Check every line below for the word "Foot" and copy the ones that have it.

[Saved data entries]
******
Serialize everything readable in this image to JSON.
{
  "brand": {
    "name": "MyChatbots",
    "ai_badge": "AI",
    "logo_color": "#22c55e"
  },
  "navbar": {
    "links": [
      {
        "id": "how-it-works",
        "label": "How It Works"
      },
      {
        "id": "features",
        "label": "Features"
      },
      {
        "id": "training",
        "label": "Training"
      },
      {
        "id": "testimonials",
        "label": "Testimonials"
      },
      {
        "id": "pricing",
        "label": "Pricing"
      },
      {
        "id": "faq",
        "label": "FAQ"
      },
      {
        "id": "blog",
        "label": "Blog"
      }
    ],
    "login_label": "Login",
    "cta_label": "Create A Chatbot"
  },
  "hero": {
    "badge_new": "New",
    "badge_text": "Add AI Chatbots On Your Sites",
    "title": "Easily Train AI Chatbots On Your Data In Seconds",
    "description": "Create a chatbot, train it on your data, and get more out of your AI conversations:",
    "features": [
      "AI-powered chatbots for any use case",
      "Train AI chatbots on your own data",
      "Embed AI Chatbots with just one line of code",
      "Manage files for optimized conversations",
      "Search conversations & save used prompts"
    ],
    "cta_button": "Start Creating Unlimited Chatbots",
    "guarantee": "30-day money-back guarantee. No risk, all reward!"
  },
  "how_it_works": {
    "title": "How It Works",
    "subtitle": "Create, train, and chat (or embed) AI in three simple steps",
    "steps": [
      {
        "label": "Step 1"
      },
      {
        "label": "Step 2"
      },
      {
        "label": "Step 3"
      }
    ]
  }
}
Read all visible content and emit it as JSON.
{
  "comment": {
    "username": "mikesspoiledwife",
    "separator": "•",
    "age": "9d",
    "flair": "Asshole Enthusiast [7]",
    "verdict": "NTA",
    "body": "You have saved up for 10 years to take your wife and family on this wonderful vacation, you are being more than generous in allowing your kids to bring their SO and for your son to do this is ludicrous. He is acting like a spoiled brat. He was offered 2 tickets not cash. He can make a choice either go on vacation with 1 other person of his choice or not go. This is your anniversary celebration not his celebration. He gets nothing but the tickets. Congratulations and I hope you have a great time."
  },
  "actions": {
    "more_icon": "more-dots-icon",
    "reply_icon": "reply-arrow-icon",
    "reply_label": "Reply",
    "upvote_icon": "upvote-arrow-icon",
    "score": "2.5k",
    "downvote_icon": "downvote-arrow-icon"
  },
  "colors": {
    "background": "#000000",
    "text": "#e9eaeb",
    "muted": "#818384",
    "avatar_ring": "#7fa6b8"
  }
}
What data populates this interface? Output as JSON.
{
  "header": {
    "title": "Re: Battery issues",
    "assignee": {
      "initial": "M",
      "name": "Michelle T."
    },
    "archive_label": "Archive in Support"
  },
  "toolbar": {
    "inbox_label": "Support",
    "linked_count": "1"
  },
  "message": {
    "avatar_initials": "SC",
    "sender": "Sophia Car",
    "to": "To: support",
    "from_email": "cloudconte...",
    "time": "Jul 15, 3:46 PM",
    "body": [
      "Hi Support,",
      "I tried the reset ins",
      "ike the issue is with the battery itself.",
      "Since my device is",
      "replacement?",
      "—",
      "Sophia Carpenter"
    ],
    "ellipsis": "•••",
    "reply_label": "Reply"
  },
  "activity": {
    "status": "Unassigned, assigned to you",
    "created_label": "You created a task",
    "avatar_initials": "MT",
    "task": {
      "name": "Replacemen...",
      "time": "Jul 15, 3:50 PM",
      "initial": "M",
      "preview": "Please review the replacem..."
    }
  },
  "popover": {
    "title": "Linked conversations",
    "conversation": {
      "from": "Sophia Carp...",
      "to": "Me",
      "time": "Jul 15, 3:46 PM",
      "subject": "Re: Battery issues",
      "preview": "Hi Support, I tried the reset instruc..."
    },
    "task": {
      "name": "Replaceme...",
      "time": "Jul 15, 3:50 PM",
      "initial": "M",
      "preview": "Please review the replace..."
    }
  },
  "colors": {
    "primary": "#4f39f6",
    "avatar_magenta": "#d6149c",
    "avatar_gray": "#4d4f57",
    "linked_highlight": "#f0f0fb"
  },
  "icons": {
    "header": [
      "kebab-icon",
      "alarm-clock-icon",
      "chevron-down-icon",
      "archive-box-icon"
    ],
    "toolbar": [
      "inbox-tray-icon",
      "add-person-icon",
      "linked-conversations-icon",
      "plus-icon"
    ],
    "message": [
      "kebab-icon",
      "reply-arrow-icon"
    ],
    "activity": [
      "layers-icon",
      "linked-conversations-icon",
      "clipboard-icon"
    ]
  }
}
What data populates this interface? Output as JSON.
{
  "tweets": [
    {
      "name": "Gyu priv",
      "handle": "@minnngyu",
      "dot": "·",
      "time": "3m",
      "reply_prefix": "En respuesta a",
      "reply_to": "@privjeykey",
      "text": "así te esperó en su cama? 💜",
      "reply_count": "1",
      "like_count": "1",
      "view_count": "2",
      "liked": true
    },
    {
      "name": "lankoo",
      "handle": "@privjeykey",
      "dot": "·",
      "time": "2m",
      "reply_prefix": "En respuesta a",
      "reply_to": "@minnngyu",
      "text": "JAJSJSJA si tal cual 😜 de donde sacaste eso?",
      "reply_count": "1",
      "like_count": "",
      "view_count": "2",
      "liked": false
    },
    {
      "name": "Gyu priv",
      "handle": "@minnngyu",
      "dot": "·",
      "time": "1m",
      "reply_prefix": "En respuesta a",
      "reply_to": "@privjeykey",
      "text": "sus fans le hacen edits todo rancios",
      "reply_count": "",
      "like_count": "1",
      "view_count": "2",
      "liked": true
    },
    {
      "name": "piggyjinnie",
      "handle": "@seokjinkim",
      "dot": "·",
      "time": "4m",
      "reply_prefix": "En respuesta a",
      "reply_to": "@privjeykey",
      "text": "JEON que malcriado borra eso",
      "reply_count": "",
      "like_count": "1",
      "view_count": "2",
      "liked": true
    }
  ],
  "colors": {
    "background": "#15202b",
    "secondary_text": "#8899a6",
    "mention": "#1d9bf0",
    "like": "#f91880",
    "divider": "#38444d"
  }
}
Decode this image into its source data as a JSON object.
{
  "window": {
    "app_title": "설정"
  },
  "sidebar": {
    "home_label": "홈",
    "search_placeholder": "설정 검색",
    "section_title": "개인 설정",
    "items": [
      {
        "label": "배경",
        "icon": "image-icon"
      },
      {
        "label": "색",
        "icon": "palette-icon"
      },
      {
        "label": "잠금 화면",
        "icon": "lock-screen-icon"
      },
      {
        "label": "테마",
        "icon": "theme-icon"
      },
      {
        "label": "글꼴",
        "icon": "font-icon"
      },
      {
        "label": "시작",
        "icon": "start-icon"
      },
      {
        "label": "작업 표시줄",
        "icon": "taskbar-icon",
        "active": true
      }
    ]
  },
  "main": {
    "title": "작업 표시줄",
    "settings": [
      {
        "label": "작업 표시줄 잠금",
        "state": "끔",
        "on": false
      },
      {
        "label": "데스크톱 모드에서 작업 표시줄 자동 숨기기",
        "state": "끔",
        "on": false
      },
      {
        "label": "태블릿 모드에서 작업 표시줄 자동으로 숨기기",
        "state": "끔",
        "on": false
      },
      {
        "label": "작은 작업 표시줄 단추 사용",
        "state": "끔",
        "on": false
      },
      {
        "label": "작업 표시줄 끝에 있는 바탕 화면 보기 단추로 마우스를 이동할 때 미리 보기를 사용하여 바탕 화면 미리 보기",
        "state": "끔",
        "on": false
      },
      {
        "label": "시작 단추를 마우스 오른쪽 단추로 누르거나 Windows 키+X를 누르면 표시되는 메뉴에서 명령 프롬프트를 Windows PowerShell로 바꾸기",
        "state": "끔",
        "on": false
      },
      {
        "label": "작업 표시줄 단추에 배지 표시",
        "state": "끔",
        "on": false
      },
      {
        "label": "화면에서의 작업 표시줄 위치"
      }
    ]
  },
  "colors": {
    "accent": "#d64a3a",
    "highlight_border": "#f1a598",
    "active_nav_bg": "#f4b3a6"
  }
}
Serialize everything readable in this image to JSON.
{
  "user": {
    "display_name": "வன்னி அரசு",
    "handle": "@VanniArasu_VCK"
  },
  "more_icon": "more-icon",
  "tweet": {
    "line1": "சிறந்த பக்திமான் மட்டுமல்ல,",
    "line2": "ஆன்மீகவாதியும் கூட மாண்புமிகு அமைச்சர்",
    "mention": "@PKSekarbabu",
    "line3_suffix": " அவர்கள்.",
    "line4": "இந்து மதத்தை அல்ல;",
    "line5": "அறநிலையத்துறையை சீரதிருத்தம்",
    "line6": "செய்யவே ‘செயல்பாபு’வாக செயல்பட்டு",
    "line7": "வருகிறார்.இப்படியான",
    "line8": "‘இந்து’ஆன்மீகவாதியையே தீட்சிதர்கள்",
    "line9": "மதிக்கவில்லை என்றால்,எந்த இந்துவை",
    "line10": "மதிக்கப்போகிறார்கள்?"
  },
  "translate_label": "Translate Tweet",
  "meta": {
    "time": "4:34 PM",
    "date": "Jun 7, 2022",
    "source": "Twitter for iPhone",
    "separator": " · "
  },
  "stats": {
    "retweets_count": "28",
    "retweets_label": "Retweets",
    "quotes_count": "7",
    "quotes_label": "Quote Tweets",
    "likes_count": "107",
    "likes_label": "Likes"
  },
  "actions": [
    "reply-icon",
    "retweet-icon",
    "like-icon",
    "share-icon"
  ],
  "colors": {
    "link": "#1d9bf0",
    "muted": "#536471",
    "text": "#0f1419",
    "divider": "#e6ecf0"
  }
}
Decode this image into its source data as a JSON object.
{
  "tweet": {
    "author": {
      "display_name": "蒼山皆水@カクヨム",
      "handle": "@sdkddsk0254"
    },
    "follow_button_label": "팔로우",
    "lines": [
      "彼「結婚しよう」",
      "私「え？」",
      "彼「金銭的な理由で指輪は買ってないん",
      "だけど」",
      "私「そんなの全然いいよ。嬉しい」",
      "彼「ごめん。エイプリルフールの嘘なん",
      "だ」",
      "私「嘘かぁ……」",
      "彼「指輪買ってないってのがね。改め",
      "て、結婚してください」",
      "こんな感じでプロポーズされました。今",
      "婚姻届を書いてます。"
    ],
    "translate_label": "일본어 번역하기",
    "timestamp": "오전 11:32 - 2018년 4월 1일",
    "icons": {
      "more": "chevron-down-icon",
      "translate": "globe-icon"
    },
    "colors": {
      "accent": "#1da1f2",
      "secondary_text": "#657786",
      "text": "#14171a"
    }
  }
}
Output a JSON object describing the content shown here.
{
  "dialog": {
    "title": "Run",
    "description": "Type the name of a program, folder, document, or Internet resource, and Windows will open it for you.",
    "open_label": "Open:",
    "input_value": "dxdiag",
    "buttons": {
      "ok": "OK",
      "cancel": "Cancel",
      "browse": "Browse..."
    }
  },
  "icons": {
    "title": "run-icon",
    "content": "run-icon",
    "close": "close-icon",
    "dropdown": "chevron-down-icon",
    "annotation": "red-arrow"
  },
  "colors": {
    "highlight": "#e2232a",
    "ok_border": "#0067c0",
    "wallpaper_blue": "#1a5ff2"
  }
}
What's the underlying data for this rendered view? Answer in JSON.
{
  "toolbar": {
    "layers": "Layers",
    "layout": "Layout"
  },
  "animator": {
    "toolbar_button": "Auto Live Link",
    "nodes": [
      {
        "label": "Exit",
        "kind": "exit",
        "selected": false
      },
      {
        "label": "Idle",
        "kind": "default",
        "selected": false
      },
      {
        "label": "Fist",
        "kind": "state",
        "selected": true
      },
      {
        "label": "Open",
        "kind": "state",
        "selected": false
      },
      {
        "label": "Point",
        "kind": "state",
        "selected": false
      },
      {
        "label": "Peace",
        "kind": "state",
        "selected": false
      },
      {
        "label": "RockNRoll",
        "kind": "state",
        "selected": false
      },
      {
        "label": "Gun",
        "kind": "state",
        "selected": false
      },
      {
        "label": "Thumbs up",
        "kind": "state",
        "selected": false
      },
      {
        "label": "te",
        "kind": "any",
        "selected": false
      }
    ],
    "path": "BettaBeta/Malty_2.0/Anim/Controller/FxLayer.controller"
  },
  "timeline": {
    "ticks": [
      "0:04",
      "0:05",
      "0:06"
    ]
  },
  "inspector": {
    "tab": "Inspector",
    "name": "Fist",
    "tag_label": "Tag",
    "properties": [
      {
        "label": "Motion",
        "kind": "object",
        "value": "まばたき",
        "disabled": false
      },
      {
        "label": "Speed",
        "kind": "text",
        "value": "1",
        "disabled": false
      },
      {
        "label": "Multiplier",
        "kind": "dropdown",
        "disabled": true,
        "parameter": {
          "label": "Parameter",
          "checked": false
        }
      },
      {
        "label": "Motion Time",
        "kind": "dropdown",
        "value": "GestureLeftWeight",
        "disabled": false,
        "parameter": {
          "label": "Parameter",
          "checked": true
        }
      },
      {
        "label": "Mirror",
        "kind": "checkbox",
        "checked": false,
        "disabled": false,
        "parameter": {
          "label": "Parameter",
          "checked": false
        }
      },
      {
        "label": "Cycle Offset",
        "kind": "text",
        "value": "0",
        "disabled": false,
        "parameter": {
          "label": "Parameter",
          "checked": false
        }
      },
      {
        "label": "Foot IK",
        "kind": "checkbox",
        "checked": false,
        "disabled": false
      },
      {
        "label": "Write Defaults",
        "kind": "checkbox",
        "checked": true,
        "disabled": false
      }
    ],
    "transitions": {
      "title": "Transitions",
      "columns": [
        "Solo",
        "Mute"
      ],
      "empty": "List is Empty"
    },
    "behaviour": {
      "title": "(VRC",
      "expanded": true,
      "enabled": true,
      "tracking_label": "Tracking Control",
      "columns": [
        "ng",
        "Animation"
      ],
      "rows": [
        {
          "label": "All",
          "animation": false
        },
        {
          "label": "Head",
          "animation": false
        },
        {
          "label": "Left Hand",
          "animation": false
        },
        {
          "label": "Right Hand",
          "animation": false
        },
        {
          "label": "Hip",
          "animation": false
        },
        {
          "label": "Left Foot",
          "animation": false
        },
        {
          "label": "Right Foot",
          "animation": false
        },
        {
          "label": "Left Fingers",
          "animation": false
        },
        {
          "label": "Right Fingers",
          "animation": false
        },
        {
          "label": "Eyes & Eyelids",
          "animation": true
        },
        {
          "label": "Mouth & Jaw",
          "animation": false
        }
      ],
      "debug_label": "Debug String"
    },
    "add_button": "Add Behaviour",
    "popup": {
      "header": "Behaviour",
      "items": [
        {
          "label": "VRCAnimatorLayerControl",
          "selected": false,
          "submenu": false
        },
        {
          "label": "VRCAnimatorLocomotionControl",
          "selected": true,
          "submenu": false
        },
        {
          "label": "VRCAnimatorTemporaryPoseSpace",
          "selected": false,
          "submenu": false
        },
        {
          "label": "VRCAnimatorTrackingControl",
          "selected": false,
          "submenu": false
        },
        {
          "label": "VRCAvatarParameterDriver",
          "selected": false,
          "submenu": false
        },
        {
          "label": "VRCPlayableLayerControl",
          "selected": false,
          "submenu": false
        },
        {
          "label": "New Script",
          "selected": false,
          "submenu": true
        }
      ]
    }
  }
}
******
> **TASK ANSWER**:
        "label": "Foot IK",
          "label": "Left Foot",
          "label": "Right Foot",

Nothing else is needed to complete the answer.